Segment Open
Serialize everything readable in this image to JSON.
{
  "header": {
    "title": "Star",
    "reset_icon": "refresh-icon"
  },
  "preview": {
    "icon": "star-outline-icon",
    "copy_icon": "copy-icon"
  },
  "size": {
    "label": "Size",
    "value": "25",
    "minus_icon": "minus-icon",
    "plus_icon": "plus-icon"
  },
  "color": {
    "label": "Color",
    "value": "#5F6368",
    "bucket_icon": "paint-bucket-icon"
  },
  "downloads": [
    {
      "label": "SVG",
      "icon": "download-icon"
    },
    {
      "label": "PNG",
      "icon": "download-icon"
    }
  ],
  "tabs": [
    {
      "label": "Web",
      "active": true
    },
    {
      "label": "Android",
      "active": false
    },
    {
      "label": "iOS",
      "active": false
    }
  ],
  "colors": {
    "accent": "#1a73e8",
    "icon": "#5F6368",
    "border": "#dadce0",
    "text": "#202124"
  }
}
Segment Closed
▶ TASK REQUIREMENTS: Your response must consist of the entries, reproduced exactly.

▶ RESULT OF THE TASK:
Serialize everything readable in this image to JSON.
{
  "header": {
    "title": "Star",
    "reset_icon": "refresh-icon"
  },
  "preview": {
    "icon": "star-outline-icon",
    "copy_icon": "copy-icon"
  },
  "size": {
    "label": "Size",
    "value": "25",
    "minus_icon": "minus-icon",
    "plus_icon": "plus-icon"
  },
  "color": {
    "label": "Color",
    "value": "#5F6368",
    "bucket_icon": "paint-bucket-icon"
  },
  "downloads": [
    {
      "label": "SVG",
      "icon": "download-icon"
    },
    {
      "label": "PNG",
      "icon": "download-icon"
    }
  ],
  "tabs": [
    {
      "label": "Web",
      "active": true
    },
    {
      "label": "Android",
      "active": false
    },
    {
      "label": "iOS",
      "active": false
    }
  ],
  "colors": {
    "accent": "#1a73e8",
    "icon": "#5F6368",
    "border": "#dadce0",
    "text": "#202124"
  }
}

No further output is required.